  • The Ellora caves are famous religious caves located in modern day Maharashtra in India. Unlike the Ajanta caves, which are nearby, the caves at Ellora were home to a plethora of religions, including Buddhism. The caves date to the 6th century AD and were inhabited at least for another 300-400 years. The Ellora caves were excavated on an embankment facing west along two kilometers. The rock the excavators carved into was volcanic. 34 such caves exist. The Buddhist caves were carved first and are thus numbered appropriately as 1-12. The Hindu Brahmins carved caves 14-29 while the highly reclusive and ascetic Jains carved caves 30-34. The existence of all of these religions literally back to back to back is evidence that the religions during the Medieval Indian periods lived syncretically and got along. In fact, there is good evidence to suggest that they shared resources, devotees, and, of course, space as seen at Ellora. Although many people might think of the famous Buddhist stupas and caitya shrine halls when they imagine early religious rock-cut architecture in India, it is the fantastic cave 16 of the Hindus that is likely the most spectacular example of premier rock-cut architecture.

Inside of a Completely Carved Cave
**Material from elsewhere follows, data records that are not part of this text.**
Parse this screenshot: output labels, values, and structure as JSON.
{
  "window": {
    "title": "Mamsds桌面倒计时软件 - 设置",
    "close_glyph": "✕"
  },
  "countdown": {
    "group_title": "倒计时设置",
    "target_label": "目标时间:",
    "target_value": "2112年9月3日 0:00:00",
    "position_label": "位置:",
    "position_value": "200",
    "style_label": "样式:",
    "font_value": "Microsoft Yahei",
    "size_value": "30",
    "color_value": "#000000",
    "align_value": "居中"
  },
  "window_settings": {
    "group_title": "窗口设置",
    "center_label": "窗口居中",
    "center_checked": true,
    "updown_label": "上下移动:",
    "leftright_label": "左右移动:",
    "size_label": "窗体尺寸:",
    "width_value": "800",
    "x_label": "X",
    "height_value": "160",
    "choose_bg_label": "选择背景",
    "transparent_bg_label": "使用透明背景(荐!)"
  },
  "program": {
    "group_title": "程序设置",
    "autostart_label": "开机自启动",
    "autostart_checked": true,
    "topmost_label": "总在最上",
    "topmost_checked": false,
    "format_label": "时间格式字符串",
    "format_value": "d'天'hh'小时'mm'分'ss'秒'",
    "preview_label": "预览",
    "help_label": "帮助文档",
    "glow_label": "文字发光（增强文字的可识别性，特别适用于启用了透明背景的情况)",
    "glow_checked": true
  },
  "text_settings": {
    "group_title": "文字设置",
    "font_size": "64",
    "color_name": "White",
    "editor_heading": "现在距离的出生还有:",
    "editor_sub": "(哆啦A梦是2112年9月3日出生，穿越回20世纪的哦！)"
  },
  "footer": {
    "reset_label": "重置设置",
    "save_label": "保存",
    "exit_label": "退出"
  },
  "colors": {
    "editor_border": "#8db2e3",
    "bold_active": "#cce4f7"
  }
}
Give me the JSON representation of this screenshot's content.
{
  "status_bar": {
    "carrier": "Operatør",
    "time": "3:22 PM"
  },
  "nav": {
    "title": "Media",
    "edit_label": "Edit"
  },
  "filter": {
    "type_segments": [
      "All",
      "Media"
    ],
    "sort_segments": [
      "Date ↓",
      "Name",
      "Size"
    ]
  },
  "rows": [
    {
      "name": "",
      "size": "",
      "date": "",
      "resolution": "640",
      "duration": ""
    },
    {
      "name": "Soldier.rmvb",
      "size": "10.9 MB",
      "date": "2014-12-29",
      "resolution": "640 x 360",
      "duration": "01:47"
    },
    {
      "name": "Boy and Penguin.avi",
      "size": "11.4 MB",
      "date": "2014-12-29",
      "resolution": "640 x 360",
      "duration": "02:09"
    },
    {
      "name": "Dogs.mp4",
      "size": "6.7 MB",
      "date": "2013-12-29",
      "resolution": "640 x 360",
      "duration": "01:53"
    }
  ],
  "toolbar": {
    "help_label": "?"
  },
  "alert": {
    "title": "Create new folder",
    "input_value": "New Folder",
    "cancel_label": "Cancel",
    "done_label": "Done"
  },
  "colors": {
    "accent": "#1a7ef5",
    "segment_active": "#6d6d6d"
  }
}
  • Caves in India were used by religious ascetics for nearly a thousand prior to the construction of Ellora. Many of the world-renouncing religions of India taught self- mortifying religious practices in order to gain insight into the nature of the universe. Caves, functioning as natural shelter, were easy locations to inhabit for those religious seekers searching for quiet solitude away from the hustle and bustle of cities. With time, however, the caves became more elaborate and eventually began to be carved into. Instead of naturally occurring shelters with primitive features, the religious ascetics used donations made by pious laymen to hire workers. These workers carved entire chambers into existing rock-faces and, eventually, manufactured the enormous structures that may be seen at Ellora. With the funds provided by very rich merchants and royal families, the ascetics began to live more and more lavishly with more and more material needs. In time, the rock-cut shelters were no longer living quarters but rather chambers setup for worship with many different objects of worship like images and stupas (reliquary chambers). Since the architecture was so astounding, thousands of pilgrims would flock from all over the continent to pay homage to not only the mendicates living in the caves but also to the caves themselves which were seen as the actual embodiments of deities, much like how images and relief carvings are often seen as something more than just representations.

Hindu Devotional Sculpture

The Holy Mountain As Pure Stone